------ DATA FOR REVIEW ------

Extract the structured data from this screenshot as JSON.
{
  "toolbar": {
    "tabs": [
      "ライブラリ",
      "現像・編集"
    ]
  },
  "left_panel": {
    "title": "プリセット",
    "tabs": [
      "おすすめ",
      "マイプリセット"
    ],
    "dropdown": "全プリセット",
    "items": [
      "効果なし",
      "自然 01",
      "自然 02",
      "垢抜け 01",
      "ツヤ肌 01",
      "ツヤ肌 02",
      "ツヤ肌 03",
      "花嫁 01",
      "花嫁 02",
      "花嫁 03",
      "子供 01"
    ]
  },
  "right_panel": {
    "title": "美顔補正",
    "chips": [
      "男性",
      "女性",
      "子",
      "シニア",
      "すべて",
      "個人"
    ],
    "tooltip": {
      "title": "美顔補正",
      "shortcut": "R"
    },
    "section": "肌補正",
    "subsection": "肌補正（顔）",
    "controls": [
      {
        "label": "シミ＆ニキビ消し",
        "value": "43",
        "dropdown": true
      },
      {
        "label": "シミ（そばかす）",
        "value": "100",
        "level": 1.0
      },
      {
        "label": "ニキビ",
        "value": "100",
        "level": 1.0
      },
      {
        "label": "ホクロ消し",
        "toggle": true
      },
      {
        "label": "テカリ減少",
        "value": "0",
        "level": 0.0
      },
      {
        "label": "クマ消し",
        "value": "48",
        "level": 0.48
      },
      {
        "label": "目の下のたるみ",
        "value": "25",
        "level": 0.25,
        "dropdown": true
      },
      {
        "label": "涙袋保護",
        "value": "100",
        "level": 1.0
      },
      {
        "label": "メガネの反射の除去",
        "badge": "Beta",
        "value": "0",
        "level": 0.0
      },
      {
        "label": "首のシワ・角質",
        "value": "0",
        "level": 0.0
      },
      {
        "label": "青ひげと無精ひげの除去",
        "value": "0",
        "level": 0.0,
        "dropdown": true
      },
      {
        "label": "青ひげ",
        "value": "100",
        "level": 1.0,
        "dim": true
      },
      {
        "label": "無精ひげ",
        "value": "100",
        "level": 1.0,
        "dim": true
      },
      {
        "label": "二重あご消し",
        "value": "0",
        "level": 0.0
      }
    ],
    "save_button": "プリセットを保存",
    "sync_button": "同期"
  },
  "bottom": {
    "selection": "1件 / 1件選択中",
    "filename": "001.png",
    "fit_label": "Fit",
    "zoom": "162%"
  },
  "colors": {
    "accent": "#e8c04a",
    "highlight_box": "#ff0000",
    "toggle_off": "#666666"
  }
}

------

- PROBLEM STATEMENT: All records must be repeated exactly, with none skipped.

- YOUR SOLUTION:
Extract the structured data from this screenshot as JSON.
{
  "toolbar": {
    "tabs": [
      "ライブラリ",
      "現像・編集"
    ]
  },
  "left_panel": {
    "title": "プリセット",
    "tabs": [
      "おすすめ",
      "マイプリセット"
    ],
    "dropdown": "全プリセット",
    "items": [
      "効果なし",
      "自然 01",
      "自然 02",
      "垢抜け 01",
      "ツヤ肌 01",
      "ツヤ肌 02",
      "ツヤ肌 03",
      "花嫁 01",
      "花嫁 02",
      "花嫁 03",
      "子供 01"
    ]
  },
  "right_panel": {
    "title": "美顔補正",
    "chips": [
      "男性",
      "女性",
      "子",
      "シニア",
      "すべて",
      "個人"
    ],
    "tooltip": {
      "title": "美顔補正",
      "shortcut": "R"
    },
    "section": "肌補正",
    "subsection": "肌補正（顔）",
    "controls": [
      {
        "label": "シミ＆ニキビ消し",
        "value": "43",
        "dropdown": true
      },
      {
        "label": "シミ（そばかす）",
        "value": "100",
        "level": 1.0
      },
      {
        "label": "ニキビ",
        "value": "100",
        "level": 1.0
      },
      {
        "label": "ホクロ消し",
        "toggle": true
      },
      {
        "label": "テカリ減少",
        "value": "0",
        "level": 0.0
      },
      {
        "label": "クマ消し",
        "value": "48",
        "level": 0.48
      },
      {
        "label": "目の下のたるみ",
        "value": "25",
        "level": 0.25,
        "dropdown": true
      },
      {
        "label": "涙袋保護",
        "value": "100",
        "level": 1.0
      },
      {
        "label": "メガネの反射の除去",
        "badge": "Beta",
        "value": "0",
        "level": 0.0
      },
      {
        "label": "首のシワ・角質",
        "value": "0",
        "level": 0.0
      },
      {
        "label": "青ひげと無精ひげの除去",
        "value": "0",
        "level": 0.0,
        "dropdown": true
      },
      {
        "label": "青ひげ",
        "value": "100",
        "level": 1.0,
        "dim": true
      },
      {
        "label": "無精ひげ",
        "value": "100",
        "level": 1.0,
        "dim": true
      },
      {
        "label": "二重あご消し",
        "value": "0",
        "level": 0.0
      }
    ],
    "save_button": "プリセットを保存",
    "sync_button": "同期"
  },
  "bottom": {
    "selection": "1件 / 1件選択中",
    "filename": "001.png",
    "fit_label": "Fit",
    "zoom": "162%"
  },
  "colors": {
    "accent": "#e8c04a",
    "highlight_box": "#ff0000",
    "toggle_off": "#666666"
  }
}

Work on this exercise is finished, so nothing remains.